Astronomers have discovered that the commonest stars within the galaxy won’t be as perilous as as soon as thought, making way for extra doubtlessly liveable exoplanets. The outcomes will seem within the
Red dwarf stars — often known as M dwarfs — comprise about 75% of all stars within the Milky Way. They’re a lot cooler and smaller than the Sun and, since a few of them lack the inner layers that Sun-like stars have, their churning guts and quick rotation make them liable to excessive magnetic exercise, similar to flares. Flares happen when the stellar magnetic fields get snarled after which snap again into alignment exerting high-energy radiation within the course of.
Astronomers used to fret that the radiation and particles from super-powered flares would possibly strip these stars’ planets of ambiance, making them uninhabitable. The doubtlessly liveable planets round cool M dwarfs are in a very weak place, as a result of they need to orbit near the star to be in its liveable zone, the place water might stay liquid on a rocky floor.
Now, a workforce lead by Ekaterina Ilin (Leibniz Institute for Astrophysics Potsdam, Germany) presents proof that flares won’t be so harmful in spite of everything.
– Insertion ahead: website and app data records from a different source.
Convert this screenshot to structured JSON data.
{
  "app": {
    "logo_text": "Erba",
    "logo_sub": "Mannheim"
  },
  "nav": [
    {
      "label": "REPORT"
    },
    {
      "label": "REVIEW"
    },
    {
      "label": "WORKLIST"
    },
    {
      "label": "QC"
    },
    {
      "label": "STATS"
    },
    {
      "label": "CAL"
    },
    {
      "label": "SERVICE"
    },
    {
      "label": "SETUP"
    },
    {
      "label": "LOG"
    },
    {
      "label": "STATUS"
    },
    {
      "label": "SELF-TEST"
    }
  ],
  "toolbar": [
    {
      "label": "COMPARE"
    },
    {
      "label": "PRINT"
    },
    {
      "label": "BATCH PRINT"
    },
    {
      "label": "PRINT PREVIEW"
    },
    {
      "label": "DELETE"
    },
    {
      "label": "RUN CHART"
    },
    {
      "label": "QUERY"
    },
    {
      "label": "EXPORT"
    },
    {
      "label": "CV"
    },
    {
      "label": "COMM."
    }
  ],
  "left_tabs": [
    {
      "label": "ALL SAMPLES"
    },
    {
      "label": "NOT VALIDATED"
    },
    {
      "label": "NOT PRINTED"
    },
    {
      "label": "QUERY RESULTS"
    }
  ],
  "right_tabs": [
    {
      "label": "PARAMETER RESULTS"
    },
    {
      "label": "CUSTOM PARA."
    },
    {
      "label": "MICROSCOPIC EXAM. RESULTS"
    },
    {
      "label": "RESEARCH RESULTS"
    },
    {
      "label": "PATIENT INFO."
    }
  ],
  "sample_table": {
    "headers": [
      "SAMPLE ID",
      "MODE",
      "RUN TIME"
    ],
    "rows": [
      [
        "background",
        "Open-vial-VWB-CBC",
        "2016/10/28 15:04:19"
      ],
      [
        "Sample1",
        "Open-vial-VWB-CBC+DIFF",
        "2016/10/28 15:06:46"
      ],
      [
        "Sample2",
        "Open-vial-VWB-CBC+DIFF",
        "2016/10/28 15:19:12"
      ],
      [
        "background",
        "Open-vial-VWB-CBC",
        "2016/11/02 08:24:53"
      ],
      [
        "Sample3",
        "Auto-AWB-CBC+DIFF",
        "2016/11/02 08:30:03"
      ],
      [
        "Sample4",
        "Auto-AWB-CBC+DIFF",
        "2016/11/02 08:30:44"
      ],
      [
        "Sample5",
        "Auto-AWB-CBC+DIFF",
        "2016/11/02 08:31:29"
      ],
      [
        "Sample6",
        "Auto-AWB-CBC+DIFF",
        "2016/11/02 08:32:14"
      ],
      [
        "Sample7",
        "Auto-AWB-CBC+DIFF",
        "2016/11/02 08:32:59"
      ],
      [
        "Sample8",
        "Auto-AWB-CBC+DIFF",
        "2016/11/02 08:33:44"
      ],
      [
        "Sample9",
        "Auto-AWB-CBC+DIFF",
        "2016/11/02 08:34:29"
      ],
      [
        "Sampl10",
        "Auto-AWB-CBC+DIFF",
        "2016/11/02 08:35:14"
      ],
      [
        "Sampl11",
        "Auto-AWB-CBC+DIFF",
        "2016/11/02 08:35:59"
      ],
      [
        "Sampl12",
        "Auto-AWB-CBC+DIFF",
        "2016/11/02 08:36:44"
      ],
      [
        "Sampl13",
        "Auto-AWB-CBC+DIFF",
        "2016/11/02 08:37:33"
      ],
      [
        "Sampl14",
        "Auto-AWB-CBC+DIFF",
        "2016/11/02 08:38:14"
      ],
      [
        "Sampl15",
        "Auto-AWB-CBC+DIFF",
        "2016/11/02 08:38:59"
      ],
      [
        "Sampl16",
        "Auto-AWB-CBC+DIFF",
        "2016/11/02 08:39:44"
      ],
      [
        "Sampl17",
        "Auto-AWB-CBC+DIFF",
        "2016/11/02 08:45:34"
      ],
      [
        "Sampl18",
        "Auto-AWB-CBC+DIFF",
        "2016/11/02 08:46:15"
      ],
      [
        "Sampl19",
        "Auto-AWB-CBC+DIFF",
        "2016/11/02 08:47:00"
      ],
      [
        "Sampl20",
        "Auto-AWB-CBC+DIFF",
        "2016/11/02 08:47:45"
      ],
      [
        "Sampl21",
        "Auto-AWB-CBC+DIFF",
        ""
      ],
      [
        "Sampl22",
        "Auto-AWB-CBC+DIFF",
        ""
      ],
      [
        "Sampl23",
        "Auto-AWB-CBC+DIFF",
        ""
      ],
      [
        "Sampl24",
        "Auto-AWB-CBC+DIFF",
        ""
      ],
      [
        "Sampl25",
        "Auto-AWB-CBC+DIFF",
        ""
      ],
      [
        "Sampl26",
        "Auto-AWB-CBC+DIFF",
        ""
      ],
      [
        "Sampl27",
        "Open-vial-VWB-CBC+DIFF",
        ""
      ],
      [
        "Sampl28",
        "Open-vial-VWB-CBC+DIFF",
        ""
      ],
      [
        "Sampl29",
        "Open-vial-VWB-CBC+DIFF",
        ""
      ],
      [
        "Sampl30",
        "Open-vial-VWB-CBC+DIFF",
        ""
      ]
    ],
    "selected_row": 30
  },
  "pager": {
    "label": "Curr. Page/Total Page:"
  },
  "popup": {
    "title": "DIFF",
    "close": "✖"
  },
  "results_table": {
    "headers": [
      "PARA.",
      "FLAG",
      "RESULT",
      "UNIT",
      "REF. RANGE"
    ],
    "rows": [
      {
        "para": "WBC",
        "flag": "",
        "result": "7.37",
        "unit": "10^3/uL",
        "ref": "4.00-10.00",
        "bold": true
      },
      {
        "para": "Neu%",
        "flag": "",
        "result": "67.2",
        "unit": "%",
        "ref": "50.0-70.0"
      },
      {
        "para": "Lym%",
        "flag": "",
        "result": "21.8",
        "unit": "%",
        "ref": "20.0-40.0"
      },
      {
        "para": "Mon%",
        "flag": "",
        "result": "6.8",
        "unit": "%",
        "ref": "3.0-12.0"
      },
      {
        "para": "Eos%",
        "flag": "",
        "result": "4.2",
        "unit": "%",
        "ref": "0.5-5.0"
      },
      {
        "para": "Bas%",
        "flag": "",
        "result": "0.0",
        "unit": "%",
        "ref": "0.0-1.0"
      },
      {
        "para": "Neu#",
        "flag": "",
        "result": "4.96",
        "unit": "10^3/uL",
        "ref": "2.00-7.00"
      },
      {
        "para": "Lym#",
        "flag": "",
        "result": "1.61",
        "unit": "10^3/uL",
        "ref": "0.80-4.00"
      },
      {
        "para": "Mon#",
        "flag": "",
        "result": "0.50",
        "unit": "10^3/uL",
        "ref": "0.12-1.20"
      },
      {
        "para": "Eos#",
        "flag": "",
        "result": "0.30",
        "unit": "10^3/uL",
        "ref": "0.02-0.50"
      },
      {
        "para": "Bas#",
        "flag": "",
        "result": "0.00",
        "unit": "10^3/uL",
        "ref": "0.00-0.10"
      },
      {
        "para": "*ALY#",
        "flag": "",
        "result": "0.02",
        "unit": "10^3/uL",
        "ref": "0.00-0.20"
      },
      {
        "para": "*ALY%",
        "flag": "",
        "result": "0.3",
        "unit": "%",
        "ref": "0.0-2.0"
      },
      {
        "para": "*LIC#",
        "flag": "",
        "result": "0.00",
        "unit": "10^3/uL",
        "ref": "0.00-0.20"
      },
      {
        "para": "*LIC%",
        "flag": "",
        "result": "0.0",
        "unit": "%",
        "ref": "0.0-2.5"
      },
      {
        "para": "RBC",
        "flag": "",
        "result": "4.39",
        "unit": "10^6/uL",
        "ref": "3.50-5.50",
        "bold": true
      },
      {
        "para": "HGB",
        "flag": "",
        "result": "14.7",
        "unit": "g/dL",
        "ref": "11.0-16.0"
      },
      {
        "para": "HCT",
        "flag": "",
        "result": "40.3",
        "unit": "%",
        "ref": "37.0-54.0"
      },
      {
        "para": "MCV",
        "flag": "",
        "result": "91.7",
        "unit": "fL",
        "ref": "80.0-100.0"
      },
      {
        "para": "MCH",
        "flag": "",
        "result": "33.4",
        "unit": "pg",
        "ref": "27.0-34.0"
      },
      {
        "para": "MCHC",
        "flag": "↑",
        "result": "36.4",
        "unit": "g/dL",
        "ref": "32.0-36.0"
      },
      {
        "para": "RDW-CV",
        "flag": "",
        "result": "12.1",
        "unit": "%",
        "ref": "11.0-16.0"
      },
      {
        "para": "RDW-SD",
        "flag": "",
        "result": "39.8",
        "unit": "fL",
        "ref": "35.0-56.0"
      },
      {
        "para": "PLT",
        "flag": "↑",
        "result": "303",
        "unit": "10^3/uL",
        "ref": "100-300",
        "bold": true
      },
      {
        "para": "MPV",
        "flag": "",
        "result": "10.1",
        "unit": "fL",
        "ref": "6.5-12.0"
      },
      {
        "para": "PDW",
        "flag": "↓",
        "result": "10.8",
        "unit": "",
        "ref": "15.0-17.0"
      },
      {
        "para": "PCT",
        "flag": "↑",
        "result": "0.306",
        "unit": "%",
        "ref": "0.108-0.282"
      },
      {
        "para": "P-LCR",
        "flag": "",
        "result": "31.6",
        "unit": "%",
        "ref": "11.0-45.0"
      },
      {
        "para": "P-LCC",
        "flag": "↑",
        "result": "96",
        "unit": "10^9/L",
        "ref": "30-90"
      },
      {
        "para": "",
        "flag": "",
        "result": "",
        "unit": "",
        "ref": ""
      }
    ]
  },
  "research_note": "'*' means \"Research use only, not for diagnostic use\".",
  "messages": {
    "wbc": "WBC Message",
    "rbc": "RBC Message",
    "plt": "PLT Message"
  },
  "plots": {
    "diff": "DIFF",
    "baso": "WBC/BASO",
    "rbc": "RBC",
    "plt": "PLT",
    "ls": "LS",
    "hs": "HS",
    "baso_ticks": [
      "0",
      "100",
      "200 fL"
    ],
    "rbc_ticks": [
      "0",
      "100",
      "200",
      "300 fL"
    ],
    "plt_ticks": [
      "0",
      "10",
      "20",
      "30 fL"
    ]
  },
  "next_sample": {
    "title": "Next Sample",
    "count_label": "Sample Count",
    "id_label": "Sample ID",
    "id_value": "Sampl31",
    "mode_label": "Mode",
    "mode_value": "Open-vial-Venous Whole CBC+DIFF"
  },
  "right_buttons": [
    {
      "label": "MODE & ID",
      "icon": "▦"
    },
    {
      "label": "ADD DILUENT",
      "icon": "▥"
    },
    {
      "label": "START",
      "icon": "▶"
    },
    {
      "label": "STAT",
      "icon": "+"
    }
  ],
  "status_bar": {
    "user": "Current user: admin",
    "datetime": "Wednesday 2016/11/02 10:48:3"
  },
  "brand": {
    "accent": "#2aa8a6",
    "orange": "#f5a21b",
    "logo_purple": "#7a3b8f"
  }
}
Ilin’s workforce combed by means of information from NASA’s Transiting Exoplanet Survey Satellite (TESS), looking for M dwarf superflares that last more than the rotation interval of the star. They discovered 4 of those flaring stars — and their flares all occurred at excessive latitudes, close to the poles. These areas are shocking as a result of they’re not like the websites of solar flares, that are discovered close to the Sun’s equator. The dangerous radiation from high-latitude flares would miss potential planets, permitting them to retain their atmospheres.
Ilin’s workforce studied the M dwarfs by inspecting their mild curves, which present how a star adjustments in brightness over time. At the onset of a flare, the sunshine curve exhibits a giant spike in brightness. Since these flares lasted longer than the star’s rotation interval, the spinning of the star alters the flare’s signature, leaving a rotational fingerprint that enabled Ilin’s workforce to pinpoint its location on the star’s globe.
The flares occurred between 55° to 81° in latitude, farther from the stars’ equators than the Sun would have allowed. Solar flares, as a basic rule, happen inside 30° of the equator.
Although Ilin’s workforce solely finds 4 of those high-latitude-flaring stars, Cynthia Froning (University of Texas, Austin), who was not concerned within the examine, thinks the outcomes are important. The workforce exhibits that if flares have been equally more likely to occur in any respect latitudes, they might have seen them there — statistically talking, there’s solely a 1 in 1,000 probability that they might have discovered all of the flares at excessive latitudes if this was not the norm for red dwarfs.
Potentially Habitable Planets
If M dwarf flares usually happen at excessive latitudes, planets that orbit within the plane of the star’s equator — which is the case for planets round such stars the place inclinations are identified — won’t ever encounter the outbursts of energetic particles.
However, a polar flare could not utterly relieve exoplanets from hurt’s way — Ilin’s workforce research flares in seen mild, however higher-energy ultraviolet and X-ray radiation won’t act the identical.
“This is significant as it is the high-energy flux that drives much of the heating in exoplanet atmospheres,” says Froning, and that heating and its penalties are what would possibly dissipate atmospheres. However, if this higher-energy radiation flows from the poles together with the seen mild, or turns into trapped contained in the star’s sturdy magnetic subject, planets might nonetheless be secure.
As TESS continues to scan the sky, it is going to observe extra long-duration flares and ensure whether or not red dwarf eruptions actually favor excessive altitudes. Perhaps the commonest stars within the galaxy might host liveable planets in spite of everything.